The ancient chapel at Clifton , was taken down about the year 1750, and part of the materials were used to repair the chancel of Ashbourn church. The manors of Great and Little Clifton belonged to the Cokaynes, of Ashbourn, in the reigns of Henry VII., Henry VIII., and Queen Elizabeth, they are said to have held them under the Fitzherberts of Norbury. The manors afterwards came to the family of Hayne, in whose possession they still remain. In the accounts of the churchwardens of Uttoxeter, the following item occurs; 1645, August 26th, paid to the inhabitants of Clifton when the plague was there, £5. The living is a perpetual curacy, value £80, has been augmented with £800 Queen Anne’s bounty. The Vicar of Ashbourn is the patron, and the Rev. H. Gamble, B. A., incumbent, who resides at the parsonage house, which was provided at the cost of about £1,000, raised by subscriptions, aided by a grant of £200 from the Diocesan Church Extension Fund, and £200 from the Curates’ Aid Society Fund.

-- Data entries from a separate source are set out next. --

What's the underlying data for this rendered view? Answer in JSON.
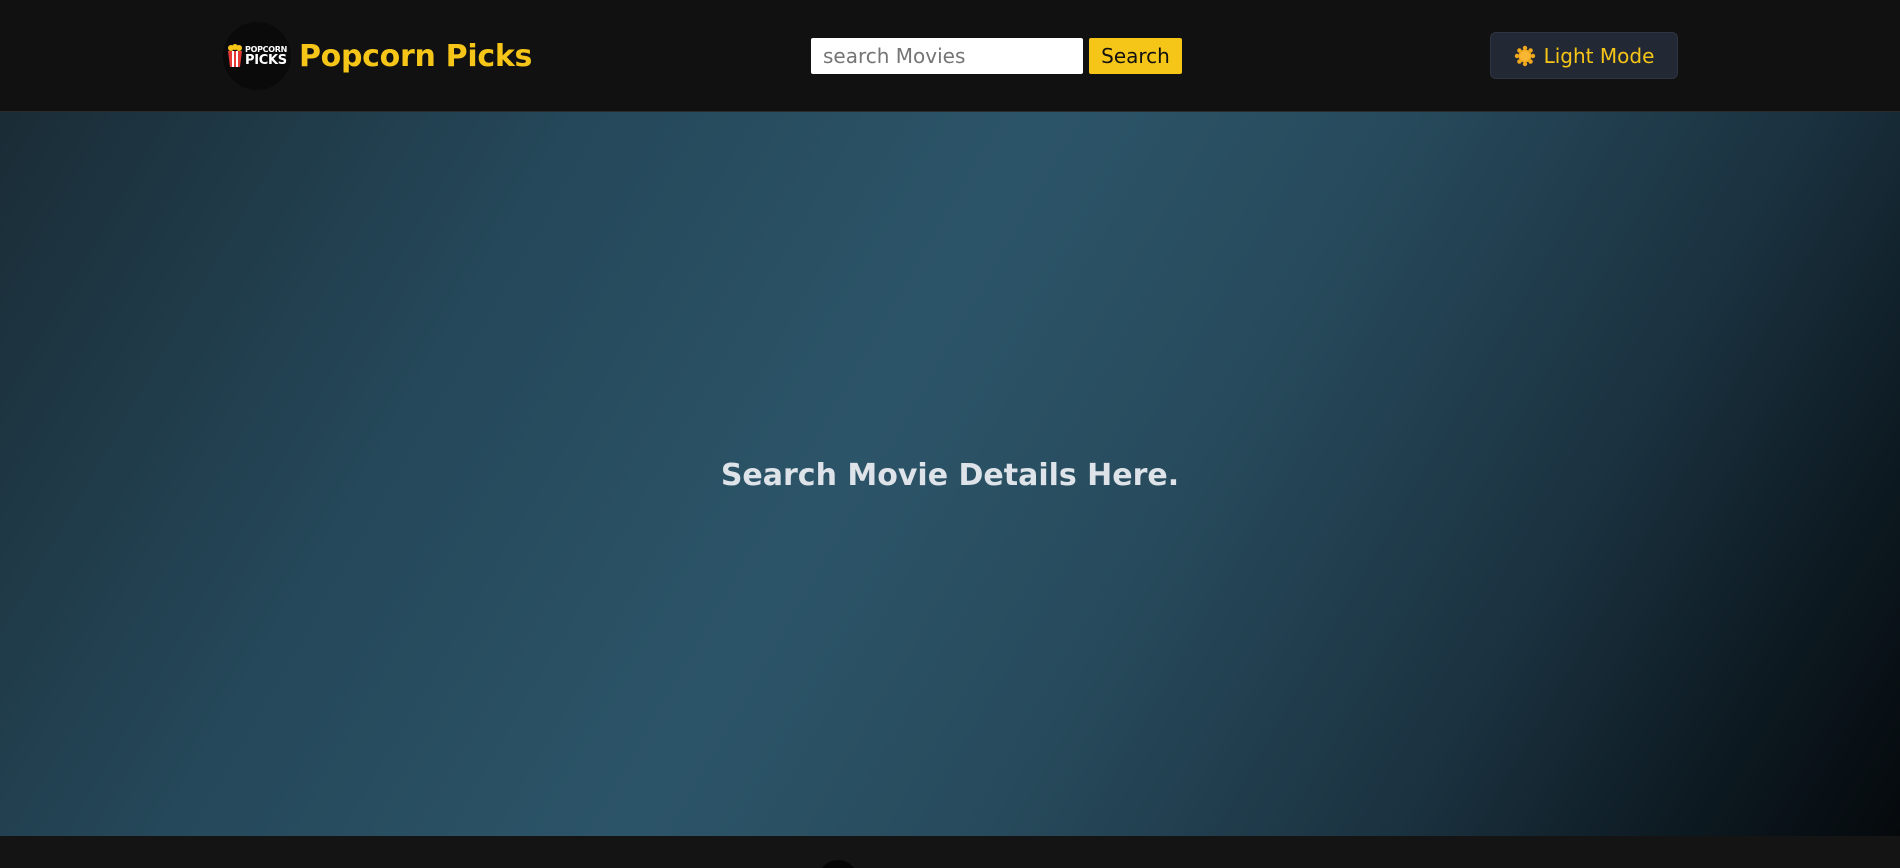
{
  "header": {
    "logo": {
      "line1": "POPCORN",
      "line2": "PICKS",
      "icon": "popcorn-bucket-icon"
    },
    "brand_title": "Popcorn Picks",
    "search": {
      "placeholder": "search Movies",
      "value": "",
      "button_label": "Search"
    },
    "mode_toggle": {
      "icon": "sun-icon",
      "label": "Light Mode"
    }
  },
  "hero": {
    "message": "Search Movie Details Here."
  },
  "colors": {
    "accent": "#f5c518",
    "header_bg": "#111111",
    "toggle_bg": "#222834",
    "hero_text": "#dde3e8"
  }
}
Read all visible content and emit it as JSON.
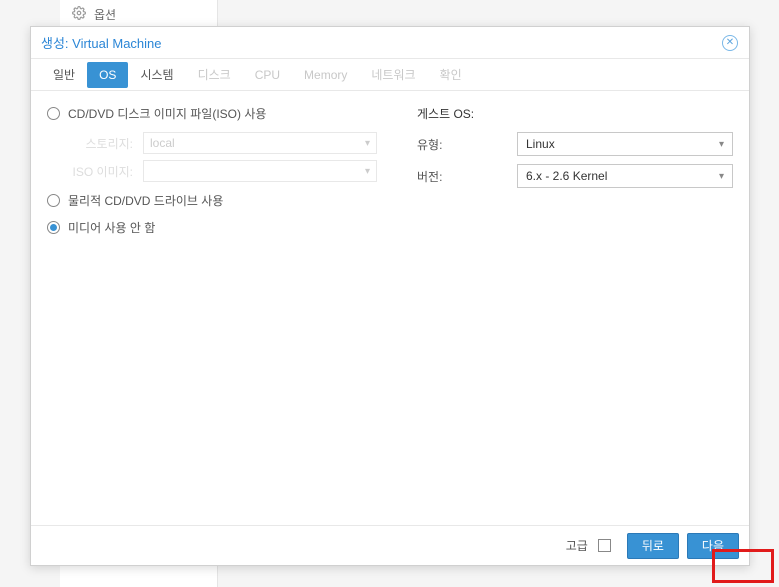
{
  "sidebar": {
    "options_label": "옵션"
  },
  "dialog": {
    "title": "생성: Virtual Machine",
    "tabs": [
      {
        "label": "일반",
        "state": "normal"
      },
      {
        "label": "OS",
        "state": "active"
      },
      {
        "label": "시스템",
        "state": "normal"
      },
      {
        "label": "디스크",
        "state": "disabled"
      },
      {
        "label": "CPU",
        "state": "disabled"
      },
      {
        "label": "Memory",
        "state": "disabled"
      },
      {
        "label": "네트워크",
        "state": "disabled"
      },
      {
        "label": "확인",
        "state": "disabled"
      }
    ],
    "media": {
      "iso": {
        "label": "CD/DVD 디스크 이미지 파일(ISO) 사용",
        "storage_label": "스토리지:",
        "storage_value": "local",
        "image_label": "ISO 이미지:",
        "image_value": ""
      },
      "physical": {
        "label": "물리적 CD/DVD 드라이브 사용"
      },
      "none": {
        "label": "미디어 사용 안 함",
        "checked": true
      }
    },
    "guest": {
      "section_title": "게스트 OS:",
      "type_label": "유형:",
      "type_value": "Linux",
      "version_label": "버전:",
      "version_value": "6.x - 2.6 Kernel"
    },
    "footer": {
      "advanced_label": "고급",
      "back_label": "뒤로",
      "next_label": "다음"
    }
  }
}
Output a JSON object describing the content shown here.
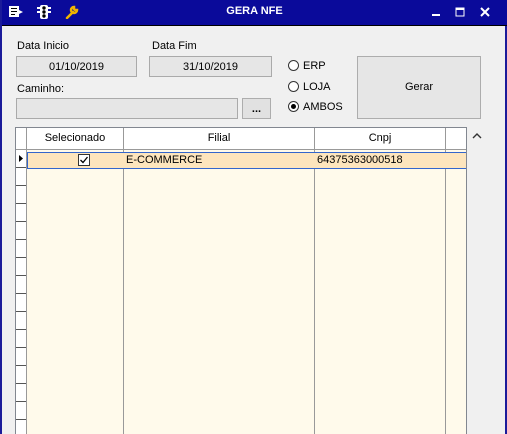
{
  "window": {
    "title": "GERA NFE"
  },
  "form": {
    "data_inicio_label": "Data Inicio",
    "data_inicio_value": "01/10/2019",
    "data_fim_label": "Data Fim",
    "data_fim_value": "31/10/2019",
    "caminho_label": "Caminho:",
    "caminho_value": "",
    "browse_label": "...",
    "gerar_label": "Gerar"
  },
  "options": [
    {
      "label": "ERP",
      "selected": false
    },
    {
      "label": "LOJA",
      "selected": false
    },
    {
      "label": "AMBOS",
      "selected": true
    }
  ],
  "grid": {
    "columns": [
      "Selecionado",
      "Filial",
      "Cnpj"
    ],
    "rows": [
      {
        "selecionado": true,
        "filial": "E-COMMERCE",
        "cnpj": "64375363000518"
      }
    ]
  },
  "icons": {
    "title_left": [
      "menu-icon",
      "traffic-light-icon",
      "wrench-icon"
    ],
    "window_controls": [
      "minimize-icon",
      "maximize-icon",
      "close-icon"
    ],
    "scroll": "scroll-up-icon"
  }
}
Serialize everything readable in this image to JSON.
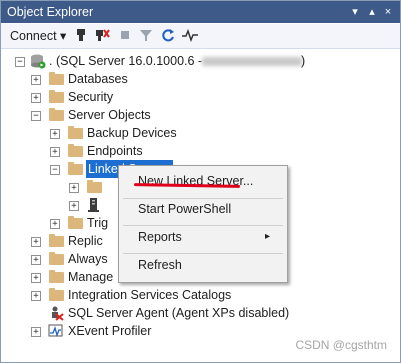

A commodious school with teacher’s residence, was erected in 1855, at the cost of about £350, exclusive of the site, which was given by Wm. Smith, Esq. It is a mixed school, and capable of accommodating about 50 children, and the average attendance is 40. The Independents have a small chapel, erected by Mr. Dunnicliff. Two persons unknown gave 6s. 8d. each per annum, to the poor of this town­ship for bread. This sum is now paid by the steward of the manor of Clifton , and distributed by the churchwardens on Christmas day. The poor also partake of Shaw and Denton ’s charity